The Music app is lacklustre and doesn’t offer most options such as allowing one to create a playlist. The Audio Wizard is nothing but a usual sound equalizer with four sound presets: movies, music, gaming and vocal. If you don’t like any of those preset modes, you can use the ‘Advanced Effect’ button to customise the sound as per your listening taste. Sound through the loudspeaker is a bit hollow and muffled. Audio through the earphones, on the other hand, is decent. The phone was able to play 4K resolution videos rather easily, but we did have to install a third-party video player app (VLC Media Player) as the stock video player couldn’t support all types of video formats. The 128GB of additional storage space is helpful if you're a multimedia buff.
The Zenfone Zoom doesn’t feature a high-end processor like the Qualcomm Snapdragon 810 or the Samsung Exynos 7420, but still manages to offer a smooth and fluid experience with ZenUI. The Intel Atom Z3590 ‘Silvermont’ chipset handles most of the tasks without any issues. We had no complaints about the voice calls and the audio clarity through the earpiece and microphone.
The Zoom scored 61,124 points in the AnTuTu benchmark v6.0.1 test and ranks just below the LG G4. This clearly shows the true hardware potential of the Zoom. To test the device’s gaming prowess, we tested the Zoom with 3DMark’s Ice Storm Unlimited Benchmark test in 720p resolution. The phone scored 21,426 points and ranks quite close to the Apple iPad Air 2. We enjoyed playing Asphalt 8 in single player and multi-player mode, as it did not have any stutters.
Web pages loaded quickly using the native web browser as well as Google Chrome. The phone scored 3,216 points in the Vellamo benchmark test while testing the phone’s native browser whereas it scored 3,496 while testing Google Chrome. These benchmarks prove that the phone can handle any task assigned to it and also run games without any hiccups.

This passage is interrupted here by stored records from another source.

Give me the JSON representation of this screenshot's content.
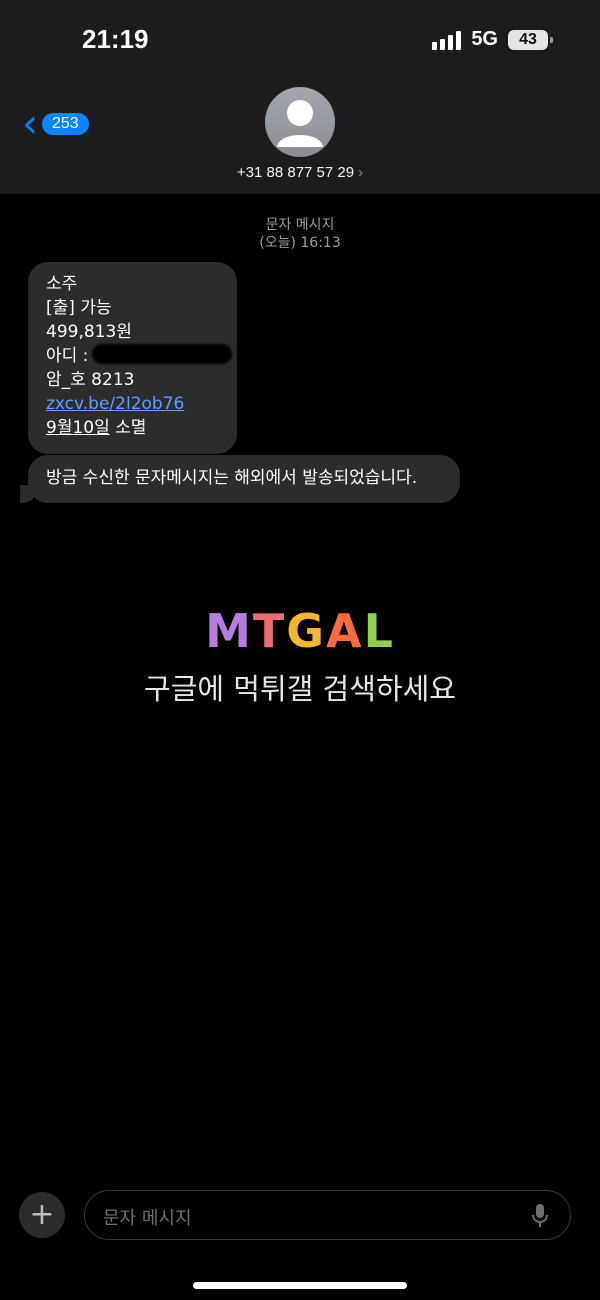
{
  "status": {
    "time": "21:19",
    "network": "5G",
    "battery": "43"
  },
  "header": {
    "back_count": "253",
    "contact_number": "+31 88 877 57 29",
    "chevron": "›"
  },
  "thread": {
    "meta_label": "문자 메시지",
    "meta_time": "(오늘) 16:13",
    "message1": {
      "line1": "소주",
      "line2": "[출] 가능",
      "line3": "499,813원",
      "line4_prefix": "아디 :",
      "line5": "암_호 8213",
      "link": "zxcv.be/2l2ob76",
      "expiry_date": "9월10일",
      "expiry_suffix": " 소멸"
    },
    "message2": "방금 수신한 문자메시지는 해외에서 발송되었습니다."
  },
  "watermark": {
    "logo_letters": [
      "M",
      "T",
      "G",
      "A",
      "L"
    ],
    "text": "구글에 먹튀갤 검색하세요"
  },
  "input": {
    "placeholder": "문자 메시지",
    "plus": "+"
  },
  "icons": [
    "back-chevron-icon",
    "avatar-icon",
    "plus-icon",
    "mic-icon",
    "signal-icon",
    "battery-icon"
  ],
  "colors": {
    "accent": "#0a84ff",
    "bubble": "#2c2c2e",
    "link": "#5ea0ff",
    "header_bg": "#1c1c1e"
  }
}
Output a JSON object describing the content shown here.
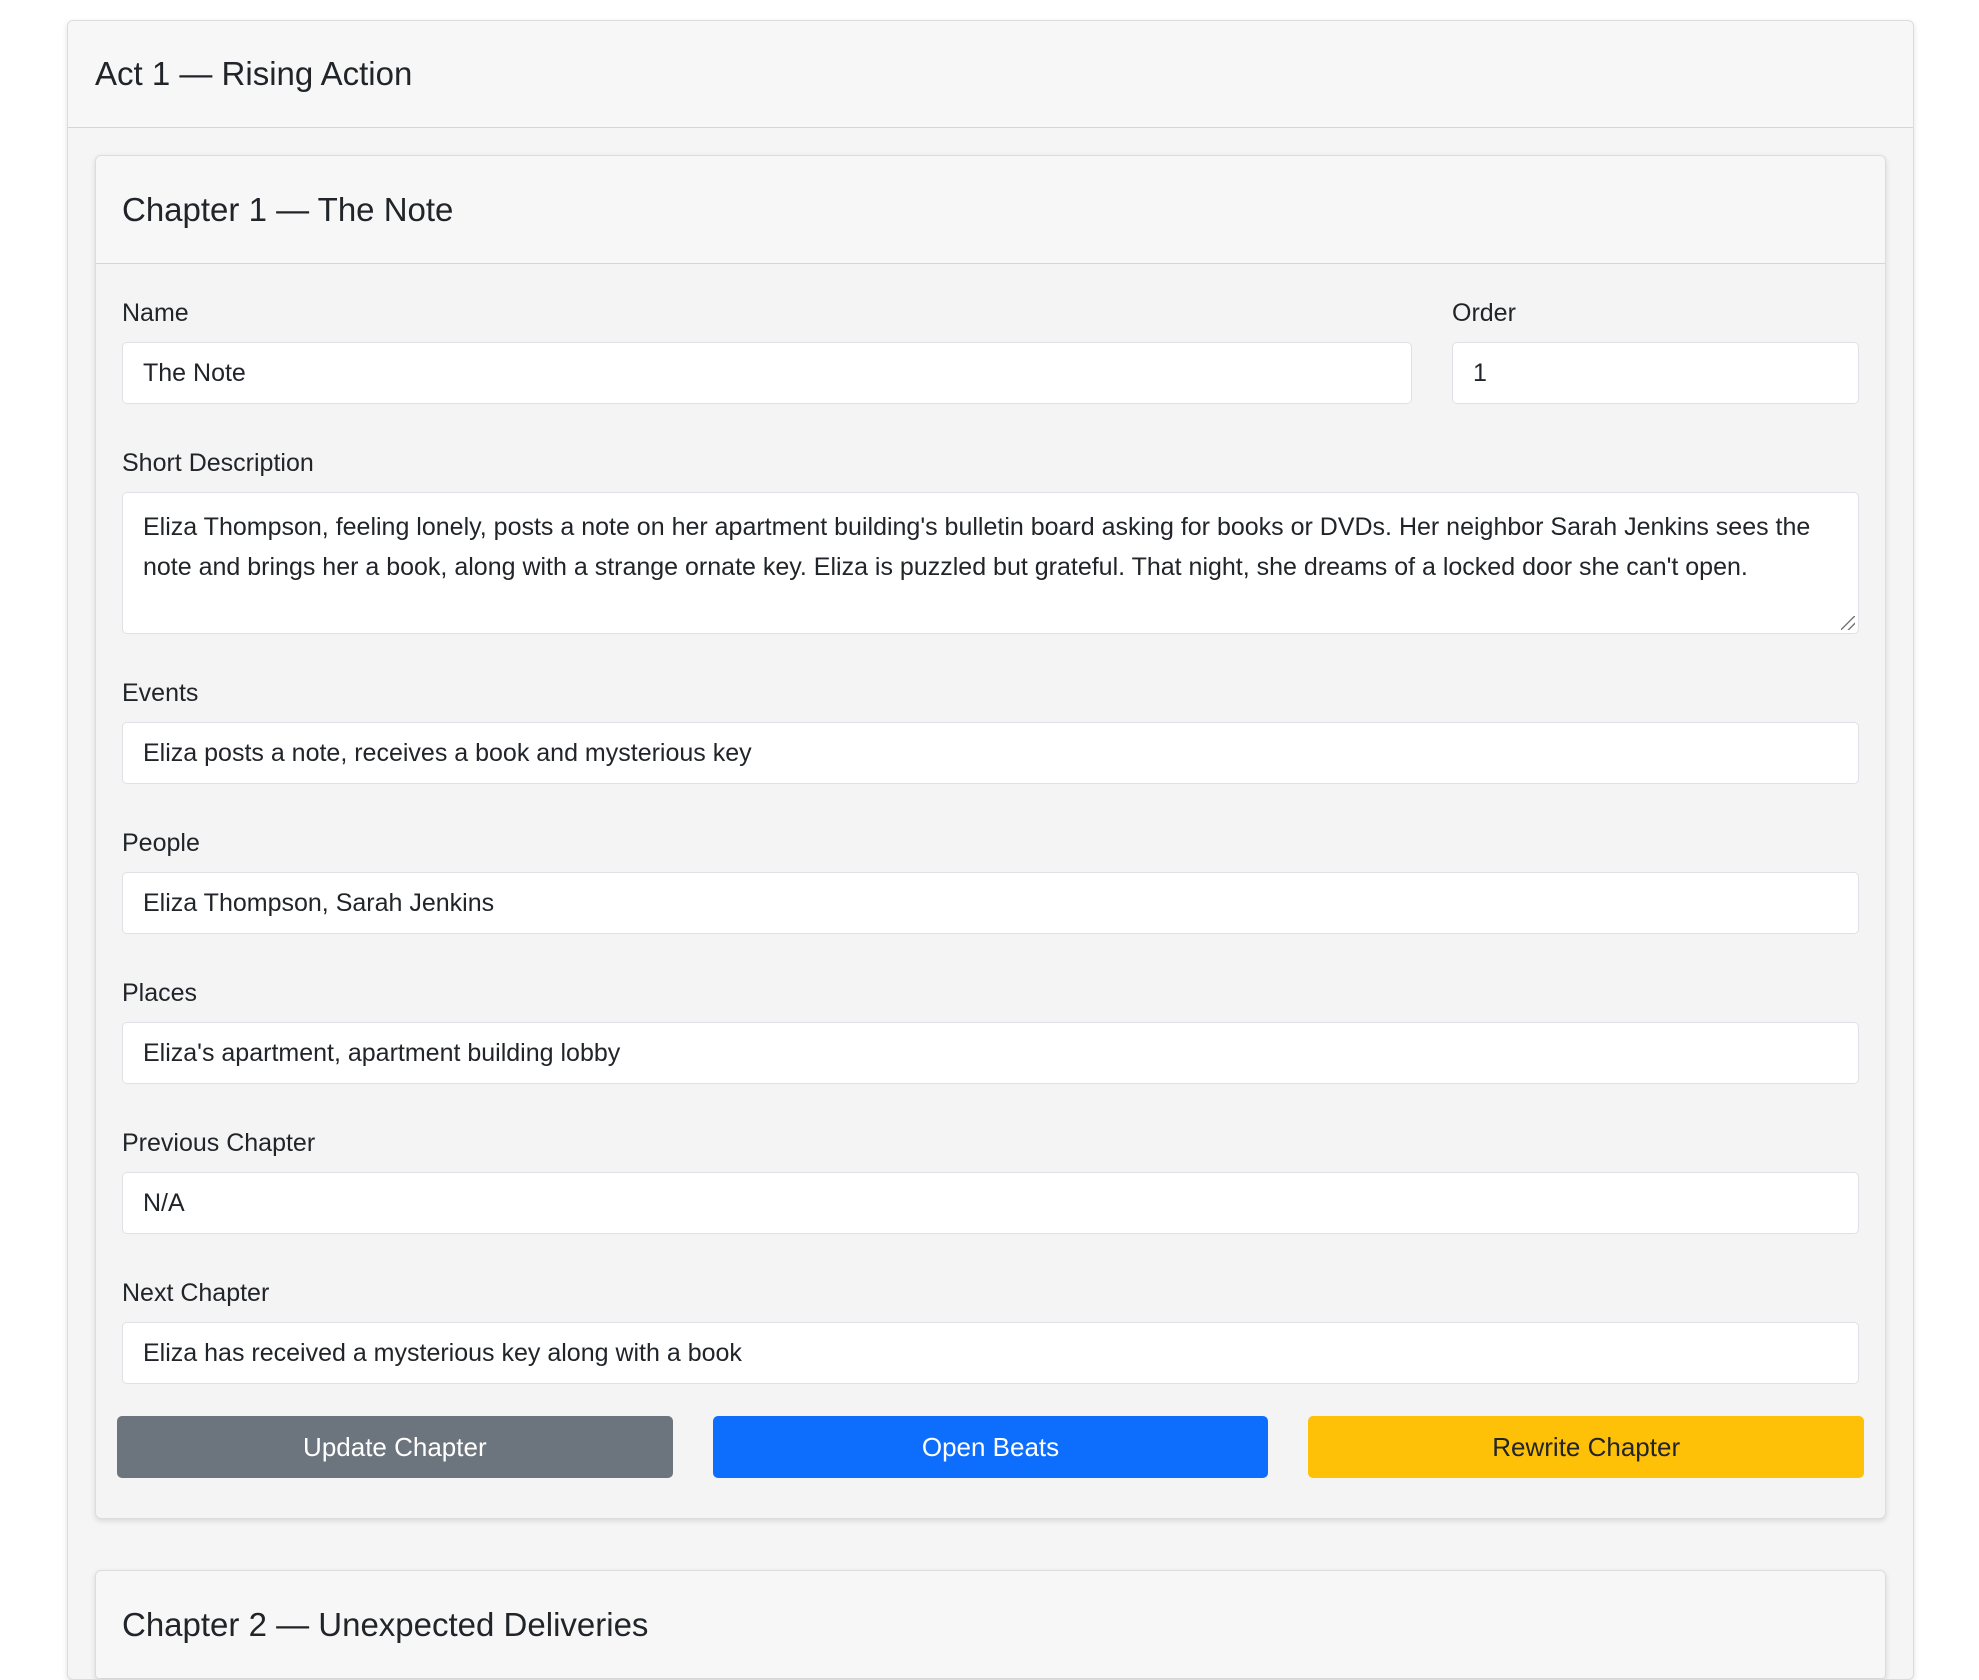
{
  "act": {
    "title": "Act 1 — Rising Action"
  },
  "chapters": [
    {
      "title": "Chapter 1 — The Note",
      "labels": {
        "name": "Name",
        "order": "Order",
        "short_description": "Short Description",
        "events": "Events",
        "people": "People",
        "places": "Places",
        "previous_chapter": "Previous Chapter",
        "next_chapter": "Next Chapter"
      },
      "values": {
        "name": "The Note",
        "order": "1",
        "short_description": "Eliza Thompson, feeling lonely, posts a note on her apartment building's bulletin board asking for books or DVDs. Her neighbor Sarah Jenkins sees the note and brings her a book, along with a strange ornate key. Eliza is puzzled but grateful. That night, she dreams of a locked door she can't open.",
        "events": "Eliza posts a note, receives a book and mysterious key",
        "people": "Eliza Thompson, Sarah Jenkins",
        "places": "Eliza's apartment, apartment building lobby",
        "previous_chapter": "N/A",
        "next_chapter": "Eliza has received a mysterious key along with a book"
      },
      "buttons": {
        "update": "Update Chapter",
        "open_beats": "Open Beats",
        "rewrite": "Rewrite Chapter"
      }
    },
    {
      "title": "Chapter 2 — Unexpected Deliveries"
    }
  ],
  "colors": {
    "secondary": "#6c757d",
    "primary": "#0d6efd",
    "warning": "#ffc107"
  }
}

The ZenFone Zoom has a 3,000mAh non-removable battery. When connected to a 4G network, the Zoom lasts for just about a day on moderate usage. We used the phone to make phone calls, play Asphalt 8 for about half an hour, watch YouTube videos for half an hour, and use social media apps intermittently. We uninstalled several preloaded apps and also disabled many apps from launching at startup. The Zoom has ASUS’ fast charging technology which charges the phone to 42 percent in just half an hour. For a point-and-shoot camera challenging smartphone, we felt that battery juice was barely enough for it. One really has to tinker around the settings and uninstall unwanted apps to make the best of the battery capacity.
ASUS ZenFone Zoom is priced at Rs.37,999 in India, and it is one of the premium-looking camera-centric smartphones in the market. The phone delivers on the basics, such as a fluid user interface despite using not-so-high-end hardware. The software is fast, and we’re hoping that the Marshmallow update will make the phone even faster. The ZenFone Zoom competes closely with Motorola Moto X Style, which is not a camera-centric smartphone but still delivers better all round performance.
ASUS claimed of toiling on this phone for about two years. However, the phone’s hardware seems a bit today and software experience has rough edges. The imaging department falls short of expectations. While the optical zoom indeed is the unique feature on-board, it doesn’t help much in delivering the ultimate goal of the camera - image quality. The dedicated video capture and camera buttons are welcome as most camera-centric smartphones lack them. With 128GB built-in storage and 128GB expandable storage, ASUS has raised the bar for multimedia and camera-centric smartphones.
The ZenFone Zoom is meant for those who want a camera-centric smartphone with optical zoom, ample storage, and a premium build.